• [Exercise prompt]
Each line of the data below that carries the word "into" needs to be copied.

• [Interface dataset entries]

++++++++++++++++++++

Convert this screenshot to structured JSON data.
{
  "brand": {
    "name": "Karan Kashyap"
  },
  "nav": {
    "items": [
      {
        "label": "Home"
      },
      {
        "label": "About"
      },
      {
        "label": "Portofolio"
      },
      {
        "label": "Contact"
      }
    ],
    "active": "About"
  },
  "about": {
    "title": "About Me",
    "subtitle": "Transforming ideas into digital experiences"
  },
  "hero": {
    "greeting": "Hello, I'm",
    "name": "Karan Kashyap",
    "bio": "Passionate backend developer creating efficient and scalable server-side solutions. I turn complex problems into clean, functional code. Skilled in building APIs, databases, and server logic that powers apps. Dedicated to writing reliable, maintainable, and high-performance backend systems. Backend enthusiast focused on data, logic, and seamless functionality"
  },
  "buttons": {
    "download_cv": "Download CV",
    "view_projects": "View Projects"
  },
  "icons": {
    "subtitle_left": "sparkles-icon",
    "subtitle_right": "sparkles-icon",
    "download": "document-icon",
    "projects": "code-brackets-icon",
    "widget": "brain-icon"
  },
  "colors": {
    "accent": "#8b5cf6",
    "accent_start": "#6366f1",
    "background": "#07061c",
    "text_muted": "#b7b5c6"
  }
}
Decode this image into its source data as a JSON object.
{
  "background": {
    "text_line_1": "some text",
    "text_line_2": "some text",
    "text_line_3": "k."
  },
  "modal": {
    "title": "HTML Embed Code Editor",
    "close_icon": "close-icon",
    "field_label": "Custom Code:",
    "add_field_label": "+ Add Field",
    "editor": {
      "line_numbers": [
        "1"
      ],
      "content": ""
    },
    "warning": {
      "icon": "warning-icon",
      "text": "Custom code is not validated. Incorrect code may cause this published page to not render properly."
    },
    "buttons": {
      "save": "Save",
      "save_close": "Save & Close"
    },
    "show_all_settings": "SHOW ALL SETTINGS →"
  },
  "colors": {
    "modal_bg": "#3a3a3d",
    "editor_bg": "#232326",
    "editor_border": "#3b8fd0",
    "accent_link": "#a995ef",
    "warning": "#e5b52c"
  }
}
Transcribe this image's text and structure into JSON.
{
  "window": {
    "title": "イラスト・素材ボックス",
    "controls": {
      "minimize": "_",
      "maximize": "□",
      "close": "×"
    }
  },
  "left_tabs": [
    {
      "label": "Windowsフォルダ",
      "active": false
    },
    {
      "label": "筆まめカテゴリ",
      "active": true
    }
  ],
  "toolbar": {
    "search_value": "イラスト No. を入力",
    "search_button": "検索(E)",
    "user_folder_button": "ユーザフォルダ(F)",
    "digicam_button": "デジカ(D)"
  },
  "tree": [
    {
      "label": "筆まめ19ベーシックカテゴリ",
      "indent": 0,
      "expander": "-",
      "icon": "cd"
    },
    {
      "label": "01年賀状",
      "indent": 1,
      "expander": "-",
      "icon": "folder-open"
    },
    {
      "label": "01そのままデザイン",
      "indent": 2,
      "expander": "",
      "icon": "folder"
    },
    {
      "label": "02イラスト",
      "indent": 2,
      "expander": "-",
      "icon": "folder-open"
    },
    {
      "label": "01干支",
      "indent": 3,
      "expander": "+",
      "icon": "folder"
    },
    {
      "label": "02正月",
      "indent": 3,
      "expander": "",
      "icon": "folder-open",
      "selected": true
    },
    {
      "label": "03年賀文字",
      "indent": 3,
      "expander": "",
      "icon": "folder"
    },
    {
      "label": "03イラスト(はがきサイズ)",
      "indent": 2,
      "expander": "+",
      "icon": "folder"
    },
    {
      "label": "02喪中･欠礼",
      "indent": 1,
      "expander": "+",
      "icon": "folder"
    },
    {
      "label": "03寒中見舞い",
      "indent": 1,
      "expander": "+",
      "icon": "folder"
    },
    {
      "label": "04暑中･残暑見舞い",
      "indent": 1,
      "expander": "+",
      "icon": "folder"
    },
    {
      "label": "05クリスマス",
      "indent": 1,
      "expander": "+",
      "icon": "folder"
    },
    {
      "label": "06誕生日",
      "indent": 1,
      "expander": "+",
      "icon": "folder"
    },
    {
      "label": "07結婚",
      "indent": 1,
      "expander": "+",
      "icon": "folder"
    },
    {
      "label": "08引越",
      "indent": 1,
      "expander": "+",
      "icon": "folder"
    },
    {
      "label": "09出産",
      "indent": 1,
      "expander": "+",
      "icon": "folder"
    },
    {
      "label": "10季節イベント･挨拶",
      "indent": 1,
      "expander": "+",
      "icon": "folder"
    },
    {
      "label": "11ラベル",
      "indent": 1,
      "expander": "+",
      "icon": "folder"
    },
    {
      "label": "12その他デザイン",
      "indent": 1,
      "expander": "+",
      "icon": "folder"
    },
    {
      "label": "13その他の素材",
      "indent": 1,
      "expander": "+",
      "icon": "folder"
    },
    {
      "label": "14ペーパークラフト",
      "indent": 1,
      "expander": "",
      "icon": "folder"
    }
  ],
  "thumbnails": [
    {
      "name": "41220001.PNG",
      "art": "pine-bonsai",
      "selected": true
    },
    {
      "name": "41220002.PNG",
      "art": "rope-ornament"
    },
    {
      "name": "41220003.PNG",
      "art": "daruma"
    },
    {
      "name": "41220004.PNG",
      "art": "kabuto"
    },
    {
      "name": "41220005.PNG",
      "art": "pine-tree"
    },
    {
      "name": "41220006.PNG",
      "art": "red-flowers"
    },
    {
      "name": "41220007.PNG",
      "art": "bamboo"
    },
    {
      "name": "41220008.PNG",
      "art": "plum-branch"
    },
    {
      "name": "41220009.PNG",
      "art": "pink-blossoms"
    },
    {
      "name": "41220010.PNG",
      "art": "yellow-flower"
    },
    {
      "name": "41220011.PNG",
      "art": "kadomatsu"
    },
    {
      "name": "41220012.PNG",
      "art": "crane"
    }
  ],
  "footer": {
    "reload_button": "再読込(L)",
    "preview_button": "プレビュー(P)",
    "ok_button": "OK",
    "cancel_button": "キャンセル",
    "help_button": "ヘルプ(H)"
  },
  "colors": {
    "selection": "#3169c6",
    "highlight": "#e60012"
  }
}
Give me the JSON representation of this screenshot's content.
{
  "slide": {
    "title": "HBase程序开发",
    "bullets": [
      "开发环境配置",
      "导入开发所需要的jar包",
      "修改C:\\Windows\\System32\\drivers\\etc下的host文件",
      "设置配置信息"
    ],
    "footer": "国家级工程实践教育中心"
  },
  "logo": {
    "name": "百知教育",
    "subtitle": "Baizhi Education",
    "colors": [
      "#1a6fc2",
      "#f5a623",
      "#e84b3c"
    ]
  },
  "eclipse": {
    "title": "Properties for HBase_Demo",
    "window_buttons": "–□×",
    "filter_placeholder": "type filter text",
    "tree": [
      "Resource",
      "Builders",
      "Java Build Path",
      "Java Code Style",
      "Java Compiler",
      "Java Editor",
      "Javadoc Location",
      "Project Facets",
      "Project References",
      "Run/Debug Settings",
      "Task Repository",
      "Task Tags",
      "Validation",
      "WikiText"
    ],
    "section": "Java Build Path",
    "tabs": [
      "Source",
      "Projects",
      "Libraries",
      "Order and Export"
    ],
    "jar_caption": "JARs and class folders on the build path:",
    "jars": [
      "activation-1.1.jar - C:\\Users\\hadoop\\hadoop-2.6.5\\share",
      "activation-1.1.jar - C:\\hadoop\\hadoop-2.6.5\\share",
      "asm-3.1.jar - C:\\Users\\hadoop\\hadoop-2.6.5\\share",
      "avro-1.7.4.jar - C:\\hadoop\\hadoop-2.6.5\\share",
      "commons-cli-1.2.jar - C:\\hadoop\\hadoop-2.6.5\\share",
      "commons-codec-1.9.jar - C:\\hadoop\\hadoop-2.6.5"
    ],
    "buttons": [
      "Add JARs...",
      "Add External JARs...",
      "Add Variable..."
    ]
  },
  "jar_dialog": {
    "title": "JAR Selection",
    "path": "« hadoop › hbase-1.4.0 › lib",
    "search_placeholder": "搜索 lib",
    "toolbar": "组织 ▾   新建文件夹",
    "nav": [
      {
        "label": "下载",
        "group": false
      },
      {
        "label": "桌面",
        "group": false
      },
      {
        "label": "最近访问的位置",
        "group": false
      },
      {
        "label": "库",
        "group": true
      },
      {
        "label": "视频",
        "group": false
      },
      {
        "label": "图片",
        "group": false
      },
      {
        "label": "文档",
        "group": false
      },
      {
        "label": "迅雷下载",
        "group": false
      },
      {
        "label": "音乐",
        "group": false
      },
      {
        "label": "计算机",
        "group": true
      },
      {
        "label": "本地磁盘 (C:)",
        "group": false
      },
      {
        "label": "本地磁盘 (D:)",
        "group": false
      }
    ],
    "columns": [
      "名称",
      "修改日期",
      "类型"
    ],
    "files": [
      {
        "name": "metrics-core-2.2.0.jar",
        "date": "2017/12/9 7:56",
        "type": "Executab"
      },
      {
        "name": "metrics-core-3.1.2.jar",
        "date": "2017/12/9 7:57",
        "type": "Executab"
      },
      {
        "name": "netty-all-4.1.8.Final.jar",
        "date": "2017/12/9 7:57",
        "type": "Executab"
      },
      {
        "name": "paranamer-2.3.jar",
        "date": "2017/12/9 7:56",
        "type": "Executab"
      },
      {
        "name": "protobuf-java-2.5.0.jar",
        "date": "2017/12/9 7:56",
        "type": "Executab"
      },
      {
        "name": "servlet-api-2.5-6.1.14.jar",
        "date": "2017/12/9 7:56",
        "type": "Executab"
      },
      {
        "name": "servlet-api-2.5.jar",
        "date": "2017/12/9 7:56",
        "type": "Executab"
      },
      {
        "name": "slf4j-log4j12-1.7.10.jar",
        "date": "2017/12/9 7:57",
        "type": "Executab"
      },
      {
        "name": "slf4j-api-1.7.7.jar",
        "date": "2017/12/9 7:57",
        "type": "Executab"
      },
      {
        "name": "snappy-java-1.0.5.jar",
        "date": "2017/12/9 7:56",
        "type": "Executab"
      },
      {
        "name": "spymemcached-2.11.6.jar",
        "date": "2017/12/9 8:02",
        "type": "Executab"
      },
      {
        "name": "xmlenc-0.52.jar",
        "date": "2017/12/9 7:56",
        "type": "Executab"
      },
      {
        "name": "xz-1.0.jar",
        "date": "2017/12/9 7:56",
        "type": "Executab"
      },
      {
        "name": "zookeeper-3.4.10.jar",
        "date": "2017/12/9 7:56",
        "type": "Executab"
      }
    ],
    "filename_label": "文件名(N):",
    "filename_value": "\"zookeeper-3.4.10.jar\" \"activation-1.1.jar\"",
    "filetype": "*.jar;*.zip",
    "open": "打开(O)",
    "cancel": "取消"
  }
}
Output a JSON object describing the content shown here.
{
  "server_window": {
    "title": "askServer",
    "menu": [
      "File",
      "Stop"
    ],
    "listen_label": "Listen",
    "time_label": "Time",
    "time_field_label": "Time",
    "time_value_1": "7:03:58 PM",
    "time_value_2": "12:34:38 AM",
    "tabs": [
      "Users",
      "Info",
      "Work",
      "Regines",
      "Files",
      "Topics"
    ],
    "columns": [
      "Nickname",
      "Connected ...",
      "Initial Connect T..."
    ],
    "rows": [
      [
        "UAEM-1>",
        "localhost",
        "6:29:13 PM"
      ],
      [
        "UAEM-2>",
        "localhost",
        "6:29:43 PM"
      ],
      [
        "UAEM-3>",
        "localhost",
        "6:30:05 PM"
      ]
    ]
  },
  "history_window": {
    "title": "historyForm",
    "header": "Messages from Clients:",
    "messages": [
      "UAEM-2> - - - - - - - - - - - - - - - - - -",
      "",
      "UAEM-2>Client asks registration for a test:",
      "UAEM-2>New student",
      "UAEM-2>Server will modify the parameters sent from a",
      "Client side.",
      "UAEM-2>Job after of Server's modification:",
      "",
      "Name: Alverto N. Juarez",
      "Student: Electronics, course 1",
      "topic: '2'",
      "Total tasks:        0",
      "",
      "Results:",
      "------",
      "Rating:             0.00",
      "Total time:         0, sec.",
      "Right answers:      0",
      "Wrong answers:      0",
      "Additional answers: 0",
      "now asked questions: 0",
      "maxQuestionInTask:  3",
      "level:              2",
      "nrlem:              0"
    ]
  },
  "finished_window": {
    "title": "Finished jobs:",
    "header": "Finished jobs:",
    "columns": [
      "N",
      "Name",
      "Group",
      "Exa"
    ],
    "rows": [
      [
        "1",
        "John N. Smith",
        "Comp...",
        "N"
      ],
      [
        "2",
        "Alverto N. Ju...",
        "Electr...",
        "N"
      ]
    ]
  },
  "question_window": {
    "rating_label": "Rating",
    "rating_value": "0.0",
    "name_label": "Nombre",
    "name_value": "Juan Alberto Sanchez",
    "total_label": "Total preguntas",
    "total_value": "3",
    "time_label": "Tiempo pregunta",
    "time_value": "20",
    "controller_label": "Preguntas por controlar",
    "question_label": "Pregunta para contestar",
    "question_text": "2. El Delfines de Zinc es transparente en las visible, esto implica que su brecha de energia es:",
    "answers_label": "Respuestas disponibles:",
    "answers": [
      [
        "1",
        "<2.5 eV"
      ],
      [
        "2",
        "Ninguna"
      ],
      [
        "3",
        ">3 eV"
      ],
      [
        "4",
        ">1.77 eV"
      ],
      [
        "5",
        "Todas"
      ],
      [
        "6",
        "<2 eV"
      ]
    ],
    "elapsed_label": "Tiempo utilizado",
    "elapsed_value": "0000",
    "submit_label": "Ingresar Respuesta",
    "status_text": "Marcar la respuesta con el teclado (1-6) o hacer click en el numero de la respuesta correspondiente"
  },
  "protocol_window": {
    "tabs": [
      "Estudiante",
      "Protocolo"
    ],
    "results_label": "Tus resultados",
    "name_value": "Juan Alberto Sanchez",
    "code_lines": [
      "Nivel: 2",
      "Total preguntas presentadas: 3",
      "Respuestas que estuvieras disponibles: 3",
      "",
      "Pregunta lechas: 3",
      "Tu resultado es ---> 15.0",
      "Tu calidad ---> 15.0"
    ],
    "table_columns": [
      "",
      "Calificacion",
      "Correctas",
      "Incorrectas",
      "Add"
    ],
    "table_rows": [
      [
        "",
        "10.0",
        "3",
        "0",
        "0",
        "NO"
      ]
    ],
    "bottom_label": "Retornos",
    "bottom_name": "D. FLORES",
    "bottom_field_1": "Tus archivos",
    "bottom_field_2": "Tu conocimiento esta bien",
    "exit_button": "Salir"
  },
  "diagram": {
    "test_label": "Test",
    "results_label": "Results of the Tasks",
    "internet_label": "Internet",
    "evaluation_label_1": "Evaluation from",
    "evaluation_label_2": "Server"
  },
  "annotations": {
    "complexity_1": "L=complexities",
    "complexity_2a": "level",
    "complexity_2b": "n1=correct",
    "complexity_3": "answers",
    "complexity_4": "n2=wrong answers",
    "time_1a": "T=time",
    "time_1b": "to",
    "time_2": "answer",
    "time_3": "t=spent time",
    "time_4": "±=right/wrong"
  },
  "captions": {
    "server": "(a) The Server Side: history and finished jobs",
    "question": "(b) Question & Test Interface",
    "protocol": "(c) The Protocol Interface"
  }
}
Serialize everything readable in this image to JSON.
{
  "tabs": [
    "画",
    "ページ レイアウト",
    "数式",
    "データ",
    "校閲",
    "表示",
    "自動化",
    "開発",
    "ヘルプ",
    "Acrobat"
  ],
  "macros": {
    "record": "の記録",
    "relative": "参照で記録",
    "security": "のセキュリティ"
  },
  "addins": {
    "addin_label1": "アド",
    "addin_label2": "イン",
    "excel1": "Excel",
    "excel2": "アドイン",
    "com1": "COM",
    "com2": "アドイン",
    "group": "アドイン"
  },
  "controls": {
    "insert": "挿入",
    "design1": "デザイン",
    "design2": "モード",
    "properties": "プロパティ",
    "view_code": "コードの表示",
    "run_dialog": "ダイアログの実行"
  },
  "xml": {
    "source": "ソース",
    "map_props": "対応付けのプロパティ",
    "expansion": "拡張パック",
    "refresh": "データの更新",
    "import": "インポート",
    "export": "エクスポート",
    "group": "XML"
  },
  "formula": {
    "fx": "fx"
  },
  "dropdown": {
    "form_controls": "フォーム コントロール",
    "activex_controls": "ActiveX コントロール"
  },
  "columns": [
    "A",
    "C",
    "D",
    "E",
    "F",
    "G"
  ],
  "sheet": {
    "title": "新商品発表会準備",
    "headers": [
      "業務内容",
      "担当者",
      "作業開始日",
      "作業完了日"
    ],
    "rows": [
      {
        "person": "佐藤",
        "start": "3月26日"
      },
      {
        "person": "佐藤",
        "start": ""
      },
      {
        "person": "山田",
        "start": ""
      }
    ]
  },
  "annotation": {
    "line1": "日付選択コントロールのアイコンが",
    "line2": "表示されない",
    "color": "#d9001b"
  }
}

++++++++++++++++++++

• [Solution to this task]
    "subtitle": "Transforming ideas into digital experiences"
    "bio": "Passionate backend developer creating efficient and scalable server-side solutions. I turn complex problems into clean, functional code. Skilled in building APIs, databases, and server logic that powers apps. Dedicated to writing reliable, maintainable, and high-performance backend systems. Backend enthusiast focused on data, logic, and seamless functionality"
Decode this image into its source data as a JSON object.
Transcribe this image's text and structure into JSON.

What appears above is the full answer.